At any given time we can have lots of threads running in an app. Unless we explicitly coordinate them, these threads will be executing methods without any regard for what the other threads are doing. Problems can arise when these methods share the same data. If one method is changing the value of some variables at the same time another method is reading these variables, it's possible that the reading thread might catch things in the middle and get some variables with old values and some with new. Depending on the app, this situation could cause a critical error. In our HelloJava examples, both our paintComponent( ) and mouseDragged( ) methods access the messageX and messageY variables. Without knowing more about the implementation of the Java environment, we have to assume that these methods could conceivably be called by different threads and run concurrently. paintComponent( ) could be called while mouseDragged( ) is in the midst of updating messageX and messageY. At that point, the data is in an inconsistent state and if paintComponent( ) gets lucky, it could get the new x value with the old y value. Fortunately, Swing does not allow this to happen in this case because all event activity is handled by a single thread, and we probably would not even notice if it were to happen in this app anyway. We did, however, see another case, in our changeColor( ) and currentColor( ) methods, that is representative of the potential for a more serious "out of bounds" error.
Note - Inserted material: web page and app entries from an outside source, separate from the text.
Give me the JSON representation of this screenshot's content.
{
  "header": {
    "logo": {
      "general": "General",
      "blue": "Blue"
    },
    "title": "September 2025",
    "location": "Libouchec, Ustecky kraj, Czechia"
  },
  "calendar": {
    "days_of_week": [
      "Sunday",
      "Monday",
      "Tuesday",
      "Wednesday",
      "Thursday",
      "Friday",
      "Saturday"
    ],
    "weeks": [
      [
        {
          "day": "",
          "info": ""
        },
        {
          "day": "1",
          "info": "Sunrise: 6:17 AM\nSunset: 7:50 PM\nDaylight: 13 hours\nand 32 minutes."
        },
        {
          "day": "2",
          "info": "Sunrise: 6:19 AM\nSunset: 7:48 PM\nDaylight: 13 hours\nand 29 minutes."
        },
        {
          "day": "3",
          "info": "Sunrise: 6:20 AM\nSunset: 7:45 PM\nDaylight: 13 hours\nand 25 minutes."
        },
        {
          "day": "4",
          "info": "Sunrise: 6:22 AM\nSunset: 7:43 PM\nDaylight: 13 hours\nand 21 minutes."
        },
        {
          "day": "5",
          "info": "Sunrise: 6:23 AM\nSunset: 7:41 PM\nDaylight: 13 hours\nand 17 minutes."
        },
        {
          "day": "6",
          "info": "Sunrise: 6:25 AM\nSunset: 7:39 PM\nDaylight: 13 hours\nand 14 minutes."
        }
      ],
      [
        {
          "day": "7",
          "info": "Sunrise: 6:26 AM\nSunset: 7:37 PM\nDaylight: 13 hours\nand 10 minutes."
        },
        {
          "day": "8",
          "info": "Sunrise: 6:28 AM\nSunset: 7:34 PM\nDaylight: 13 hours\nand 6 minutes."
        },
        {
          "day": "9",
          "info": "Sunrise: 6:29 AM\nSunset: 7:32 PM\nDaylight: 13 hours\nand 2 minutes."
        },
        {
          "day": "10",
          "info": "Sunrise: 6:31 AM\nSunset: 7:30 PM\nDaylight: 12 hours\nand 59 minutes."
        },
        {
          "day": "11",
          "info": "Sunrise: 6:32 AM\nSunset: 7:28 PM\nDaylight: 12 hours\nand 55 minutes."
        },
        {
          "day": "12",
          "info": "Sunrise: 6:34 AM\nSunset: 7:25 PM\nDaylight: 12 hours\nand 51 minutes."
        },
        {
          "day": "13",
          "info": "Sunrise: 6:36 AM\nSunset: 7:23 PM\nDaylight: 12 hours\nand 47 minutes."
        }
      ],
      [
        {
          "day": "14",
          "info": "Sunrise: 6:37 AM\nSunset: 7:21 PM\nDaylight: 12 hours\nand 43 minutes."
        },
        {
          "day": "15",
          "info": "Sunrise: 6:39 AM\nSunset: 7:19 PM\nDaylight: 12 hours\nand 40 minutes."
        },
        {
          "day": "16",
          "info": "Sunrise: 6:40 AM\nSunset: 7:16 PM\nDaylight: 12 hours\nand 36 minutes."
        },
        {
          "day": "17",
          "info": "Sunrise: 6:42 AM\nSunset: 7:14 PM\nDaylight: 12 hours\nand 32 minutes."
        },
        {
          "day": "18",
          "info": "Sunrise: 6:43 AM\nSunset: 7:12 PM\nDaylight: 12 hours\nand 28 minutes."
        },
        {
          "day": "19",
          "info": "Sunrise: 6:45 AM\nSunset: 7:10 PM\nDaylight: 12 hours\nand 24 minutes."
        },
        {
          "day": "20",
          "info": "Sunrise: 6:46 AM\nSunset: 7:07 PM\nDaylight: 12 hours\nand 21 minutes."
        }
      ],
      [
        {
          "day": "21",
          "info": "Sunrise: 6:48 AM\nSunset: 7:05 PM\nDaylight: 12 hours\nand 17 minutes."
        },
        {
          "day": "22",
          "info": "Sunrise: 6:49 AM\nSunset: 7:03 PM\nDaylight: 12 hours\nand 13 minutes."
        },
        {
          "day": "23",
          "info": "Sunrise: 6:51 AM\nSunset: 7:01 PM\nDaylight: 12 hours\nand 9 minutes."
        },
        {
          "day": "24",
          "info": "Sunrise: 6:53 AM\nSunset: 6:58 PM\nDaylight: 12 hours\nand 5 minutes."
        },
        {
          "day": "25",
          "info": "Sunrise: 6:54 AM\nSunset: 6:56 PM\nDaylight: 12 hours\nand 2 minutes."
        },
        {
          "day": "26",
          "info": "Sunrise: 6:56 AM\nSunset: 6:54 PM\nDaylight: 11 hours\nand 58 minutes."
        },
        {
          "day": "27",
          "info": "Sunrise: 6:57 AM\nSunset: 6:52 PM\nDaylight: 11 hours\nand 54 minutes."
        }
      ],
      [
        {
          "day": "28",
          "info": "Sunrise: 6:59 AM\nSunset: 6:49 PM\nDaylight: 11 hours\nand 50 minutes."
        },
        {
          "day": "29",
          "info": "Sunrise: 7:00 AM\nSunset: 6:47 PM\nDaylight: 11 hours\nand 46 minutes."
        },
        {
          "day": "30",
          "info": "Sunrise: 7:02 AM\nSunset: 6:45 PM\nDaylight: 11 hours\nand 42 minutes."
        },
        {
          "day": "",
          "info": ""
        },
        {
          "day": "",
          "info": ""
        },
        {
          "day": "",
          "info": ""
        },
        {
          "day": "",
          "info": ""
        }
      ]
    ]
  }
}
The synchronized modifier tells Java to acquire a lock for the object that contains the method before executing that method. Only one method in the object can have the lock at any given time, which means that only one synchronized method in that object can be running at a time. This allows a method to alter data and leave it in a consistent state before a concurrently running method is allowed to access it. When the method is done, it releases the lock on the class. Unlike synchronization in other languages, the synchronized keyword in Java provides locking at the language level. This means there is no way that you can forget to unlock a class. Even if the method throws an exception or the thread is terminated, Java will release the lock. This feature makes coding with threads in Java much easier than in other languages. See for more details on coordinating threads and shared data. Whew! Well, it's time to say goodbye to HelloJava. We hope that you have developed a feel for the major features of the Java language and that this will help you as you explore the details of coding with Java. If you are a bit bewildered by some of the material presented here, take heart. We'll be covering all the major topics presented here again in their own chapters throughout the tutorial. This tutorial was meant to be something of a "trial by fire" to get the important concepts and terminology into your brain so that the next time you hear them you'll have a head start.